Dataset items
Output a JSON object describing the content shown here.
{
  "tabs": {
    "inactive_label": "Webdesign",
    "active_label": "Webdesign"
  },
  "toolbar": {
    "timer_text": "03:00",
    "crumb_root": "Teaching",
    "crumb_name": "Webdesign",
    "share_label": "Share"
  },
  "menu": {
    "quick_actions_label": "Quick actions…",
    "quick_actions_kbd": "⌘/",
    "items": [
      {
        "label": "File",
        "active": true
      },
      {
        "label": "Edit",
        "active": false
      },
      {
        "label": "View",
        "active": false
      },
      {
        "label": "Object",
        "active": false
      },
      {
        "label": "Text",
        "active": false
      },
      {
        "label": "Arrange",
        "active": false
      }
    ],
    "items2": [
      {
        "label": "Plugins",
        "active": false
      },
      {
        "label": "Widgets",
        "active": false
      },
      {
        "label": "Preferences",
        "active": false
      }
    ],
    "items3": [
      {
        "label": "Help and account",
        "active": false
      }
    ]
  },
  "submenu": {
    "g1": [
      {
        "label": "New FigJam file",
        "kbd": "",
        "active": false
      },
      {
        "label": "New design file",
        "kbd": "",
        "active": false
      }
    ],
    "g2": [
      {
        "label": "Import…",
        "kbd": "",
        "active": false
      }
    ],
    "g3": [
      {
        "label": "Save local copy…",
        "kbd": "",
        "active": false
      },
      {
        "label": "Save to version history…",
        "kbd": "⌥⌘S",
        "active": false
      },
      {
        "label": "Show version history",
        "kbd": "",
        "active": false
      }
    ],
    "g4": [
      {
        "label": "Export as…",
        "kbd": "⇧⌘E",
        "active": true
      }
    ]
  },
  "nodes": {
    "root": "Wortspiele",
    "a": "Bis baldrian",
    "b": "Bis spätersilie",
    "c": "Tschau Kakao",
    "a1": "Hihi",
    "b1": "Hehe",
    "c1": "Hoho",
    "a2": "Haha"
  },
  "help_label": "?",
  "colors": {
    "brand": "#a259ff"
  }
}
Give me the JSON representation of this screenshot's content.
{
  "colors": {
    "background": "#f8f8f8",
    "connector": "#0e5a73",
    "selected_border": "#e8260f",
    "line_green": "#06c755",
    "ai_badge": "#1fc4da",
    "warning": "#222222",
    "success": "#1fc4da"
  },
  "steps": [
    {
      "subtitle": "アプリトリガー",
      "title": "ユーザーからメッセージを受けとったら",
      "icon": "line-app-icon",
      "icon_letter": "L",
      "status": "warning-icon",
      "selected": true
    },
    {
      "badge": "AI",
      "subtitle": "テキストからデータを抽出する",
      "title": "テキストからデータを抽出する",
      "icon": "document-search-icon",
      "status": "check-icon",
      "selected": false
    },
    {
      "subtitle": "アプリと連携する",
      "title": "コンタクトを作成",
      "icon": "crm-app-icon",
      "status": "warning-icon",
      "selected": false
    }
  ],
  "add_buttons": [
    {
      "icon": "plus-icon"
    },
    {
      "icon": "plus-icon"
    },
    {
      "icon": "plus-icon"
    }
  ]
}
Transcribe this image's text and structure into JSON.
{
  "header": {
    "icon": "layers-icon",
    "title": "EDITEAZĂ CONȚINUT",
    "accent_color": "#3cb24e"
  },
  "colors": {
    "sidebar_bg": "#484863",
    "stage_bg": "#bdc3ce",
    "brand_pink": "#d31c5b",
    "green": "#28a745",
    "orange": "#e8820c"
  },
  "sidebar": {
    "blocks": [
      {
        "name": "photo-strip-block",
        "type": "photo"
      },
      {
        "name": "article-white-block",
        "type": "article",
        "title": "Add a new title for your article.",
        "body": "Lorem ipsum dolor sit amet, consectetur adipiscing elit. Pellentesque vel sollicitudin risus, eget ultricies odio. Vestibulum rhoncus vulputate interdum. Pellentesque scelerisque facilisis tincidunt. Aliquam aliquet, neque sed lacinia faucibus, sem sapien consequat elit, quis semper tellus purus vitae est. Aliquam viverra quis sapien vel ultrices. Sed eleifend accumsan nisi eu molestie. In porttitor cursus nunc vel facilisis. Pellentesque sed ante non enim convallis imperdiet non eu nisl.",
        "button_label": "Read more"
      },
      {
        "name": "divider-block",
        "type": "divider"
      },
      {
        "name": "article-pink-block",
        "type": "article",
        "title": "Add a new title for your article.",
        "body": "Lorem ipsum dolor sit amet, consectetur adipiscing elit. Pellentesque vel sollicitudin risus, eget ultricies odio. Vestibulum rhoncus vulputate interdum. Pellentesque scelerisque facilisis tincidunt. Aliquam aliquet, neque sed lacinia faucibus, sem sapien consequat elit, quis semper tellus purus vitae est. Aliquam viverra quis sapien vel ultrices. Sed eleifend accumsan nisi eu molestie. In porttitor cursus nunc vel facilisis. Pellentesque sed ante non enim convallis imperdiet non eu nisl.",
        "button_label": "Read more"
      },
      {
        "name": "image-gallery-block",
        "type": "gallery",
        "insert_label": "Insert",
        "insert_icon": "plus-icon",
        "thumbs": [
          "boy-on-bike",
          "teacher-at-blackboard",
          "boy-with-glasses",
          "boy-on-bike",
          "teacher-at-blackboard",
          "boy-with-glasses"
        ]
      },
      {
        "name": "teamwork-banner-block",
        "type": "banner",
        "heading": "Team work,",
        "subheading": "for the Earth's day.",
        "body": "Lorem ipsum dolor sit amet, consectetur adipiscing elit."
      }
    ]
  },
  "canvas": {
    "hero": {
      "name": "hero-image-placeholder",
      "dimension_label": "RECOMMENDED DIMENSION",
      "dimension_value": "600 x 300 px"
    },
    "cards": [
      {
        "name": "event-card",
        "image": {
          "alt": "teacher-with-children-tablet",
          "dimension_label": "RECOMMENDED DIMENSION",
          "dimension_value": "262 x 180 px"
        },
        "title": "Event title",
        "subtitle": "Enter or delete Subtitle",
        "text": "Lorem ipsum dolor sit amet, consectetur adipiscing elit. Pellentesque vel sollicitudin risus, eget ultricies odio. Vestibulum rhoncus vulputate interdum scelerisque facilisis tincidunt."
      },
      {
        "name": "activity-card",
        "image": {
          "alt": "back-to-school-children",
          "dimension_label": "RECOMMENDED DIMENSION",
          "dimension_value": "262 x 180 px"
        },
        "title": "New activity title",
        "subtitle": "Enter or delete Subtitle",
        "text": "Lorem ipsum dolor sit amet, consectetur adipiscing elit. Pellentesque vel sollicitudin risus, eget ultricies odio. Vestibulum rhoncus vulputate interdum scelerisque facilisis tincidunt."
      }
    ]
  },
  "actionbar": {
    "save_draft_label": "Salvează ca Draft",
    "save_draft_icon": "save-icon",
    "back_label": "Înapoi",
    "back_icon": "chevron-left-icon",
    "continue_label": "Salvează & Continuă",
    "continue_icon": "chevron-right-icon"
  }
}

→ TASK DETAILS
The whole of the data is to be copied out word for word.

→ RESULT BELOW
Output a JSON object describing the content shown here.
{
  "tabs": {
    "inactive_label": "Webdesign",
    "active_label": "Webdesign"
  },
  "toolbar": {
    "timer_text": "03:00",
    "crumb_root": "Teaching",
    "crumb_name": "Webdesign",
    "share_label": "Share"
  },
  "menu": {
    "quick_actions_label": "Quick actions…",
    "quick_actions_kbd": "⌘/",
    "items": [
      {
        "label": "File",
        "active": true
      },
      {
        "label": "Edit",
        "active": false
      },
      {
        "label": "View",
        "active": false
      },
      {
        "label": "Object",
        "active": false
      },
      {
        "label": "Text",
        "active": false
      },
      {
        "label": "Arrange",
        "active": false
      }
    ],
    "items2": [
      {
        "label": "Plugins",
        "active": false
      },
      {
        "label": "Widgets",
        "active": false
      },
      {
        "label": "Preferences",
        "active": false
      }
    ],
    "items3": [
      {
        "label": "Help and account",
        "active": false
      }
    ]
  },
  "submenu": {
    "g1": [
      {
        "label": "New FigJam file",
        "kbd": "",
        "active": false
      },
      {
        "label": "New design file",
        "kbd": "",
        "active": false
      }
    ],
    "g2": [
      {
        "label": "Import…",
        "kbd": "",
        "active": false
      }
    ],
    "g3": [
      {
        "label": "Save local copy…",
        "kbd": "",
        "active": false
      },
      {
        "label": "Save to version history…",
        "kbd": "⌥⌘S",
        "active": false
      },
      {
        "label": "Show version history",
        "kbd": "",
        "active": false
      }
    ],
    "g4": [
      {
        "label": "Export as…",
        "kbd": "⇧⌘E",
        "active": true
      }
    ]
  },
  "nodes": {
    "root": "Wortspiele",
    "a": "Bis baldrian",
    "b": "Bis spätersilie",
    "c": "Tschau Kakao",
    "a1": "Hihi",
    "b1": "Hehe",
    "c1": "Hoho",
    "a2": "Haha"
  },
  "help_label": "?",
  "colors": {
    "brand": "#a259ff"
  }
}
Give me the JSON representation of this screenshot's content.
{
  "colors": {
    "background": "#f8f8f8",
    "connector": "#0e5a73",
    "selected_border": "#e8260f",
    "line_green": "#06c755",
    "ai_badge": "#1fc4da",
    "warning": "#222222",
    "success": "#1fc4da"
  },
  "steps": [
    {
      "subtitle": "アプリトリガー",
      "title": "ユーザーからメッセージを受けとったら",
      "icon": "line-app-icon",
      "icon_letter": "L",
      "status": "warning-icon",
      "selected": true
    },
    {
      "badge": "AI",
      "subtitle": "テキストからデータを抽出する",
      "title": "テキストからデータを抽出する",
      "icon": "document-search-icon",
      "status": "check-icon",
      "selected": false
    },
    {
      "subtitle": "アプリと連携する",
      "title": "コンタクトを作成",
      "icon": "crm-app-icon",
      "status": "warning-icon",
      "selected": false
    }
  ],
  "add_buttons": [
    {
      "icon": "plus-icon"
    },
    {
      "icon": "plus-icon"
    },
    {
      "icon": "plus-icon"
    }
  ]
}
Transcribe this image's text and structure into JSON.
{
  "header": {
    "icon": "layers-icon",
    "title": "EDITEAZĂ CONȚINUT",
    "accent_color": "#3cb24e"
  },
  "colors": {
    "sidebar_bg": "#484863",
    "stage_bg": "#bdc3ce",
    "brand_pink": "#d31c5b",
    "green": "#28a745",
    "orange": "#e8820c"
  },
  "sidebar": {
    "blocks": [
      {
        "name": "photo-strip-block",
        "type": "photo"
      },
      {
        "name": "article-white-block",
        "type": "article",
        "title": "Add a new title for your article.",
        "body": "Lorem ipsum dolor sit amet, consectetur adipiscing elit. Pellentesque vel sollicitudin risus, eget ultricies odio. Vestibulum rhoncus vulputate interdum. Pellentesque scelerisque facilisis tincidunt. Aliquam aliquet, neque sed lacinia faucibus, sem sapien consequat elit, quis semper tellus purus vitae est. Aliquam viverra quis sapien vel ultrices. Sed eleifend accumsan nisi eu molestie. In porttitor cursus nunc vel facilisis. Pellentesque sed ante non enim convallis imperdiet non eu nisl.",
        "button_label": "Read more"
      },
      {
        "name": "divider-block",
        "type": "divider"
      },
      {
        "name": "article-pink-block",
        "type": "article",
        "title": "Add a new title for your article.",
        "body": "Lorem ipsum dolor sit amet, consectetur adipiscing elit. Pellentesque vel sollicitudin risus, eget ultricies odio. Vestibulum rhoncus vulputate interdum. Pellentesque scelerisque facilisis tincidunt. Aliquam aliquet, neque sed lacinia faucibus, sem sapien consequat elit, quis semper tellus purus vitae est. Aliquam viverra quis sapien vel ultrices. Sed eleifend accumsan nisi eu molestie. In porttitor cursus nunc vel facilisis. Pellentesque sed ante non enim convallis imperdiet non eu nisl.",
        "button_label": "Read more"
      },
      {
        "name": "image-gallery-block",
        "type": "gallery",
        "insert_label": "Insert",
        "insert_icon": "plus-icon",
        "thumbs": [
          "boy-on-bike",
          "teacher-at-blackboard",
          "boy-with-glasses",
          "boy-on-bike",
          "teacher-at-blackboard",
          "boy-with-glasses"
        ]
      },
      {
        "name": "teamwork-banner-block",
        "type": "banner",
        "heading": "Team work,",
        "subheading": "for the Earth's day.",
        "body": "Lorem ipsum dolor sit amet, consectetur adipiscing elit."
      }
    ]
  },
  "canvas": {
    "hero": {
      "name": "hero-image-placeholder",
      "dimension_label": "RECOMMENDED DIMENSION",
      "dimension_value": "600 x 300 px"
    },
    "cards": [
      {
        "name": "event-card",
        "image": {
          "alt": "teacher-with-children-tablet",
          "dimension_label": "RECOMMENDED DIMENSION",
          "dimension_value": "262 x 180 px"
        },
        "title": "Event title",
        "subtitle": "Enter or delete Subtitle",
        "text": "Lorem ipsum dolor sit amet, consectetur adipiscing elit. Pellentesque vel sollicitudin risus, eget ultricies odio. Vestibulum rhoncus vulputate interdum scelerisque facilisis tincidunt."
      },
      {
        "name": "activity-card",
        "image": {
          "alt": "back-to-school-children",
          "dimension_label": "RECOMMENDED DIMENSION",
          "dimension_value": "262 x 180 px"
        },
        "title": "New activity title",
        "subtitle": "Enter or delete Subtitle",
        "text": "Lorem ipsum dolor sit amet, consectetur adipiscing elit. Pellentesque vel sollicitudin risus, eget ultricies odio. Vestibulum rhoncus vulputate interdum scelerisque facilisis tincidunt."
      }
    ]
  },
  "actionbar": {
    "save_draft_label": "Salvează ca Draft",
    "save_draft_icon": "save-icon",
    "back_label": "Înapoi",
    "back_icon": "chevron-left-icon",
    "continue_label": "Salvează & Continuă",
    "continue_icon": "chevron-right-icon"
  }
}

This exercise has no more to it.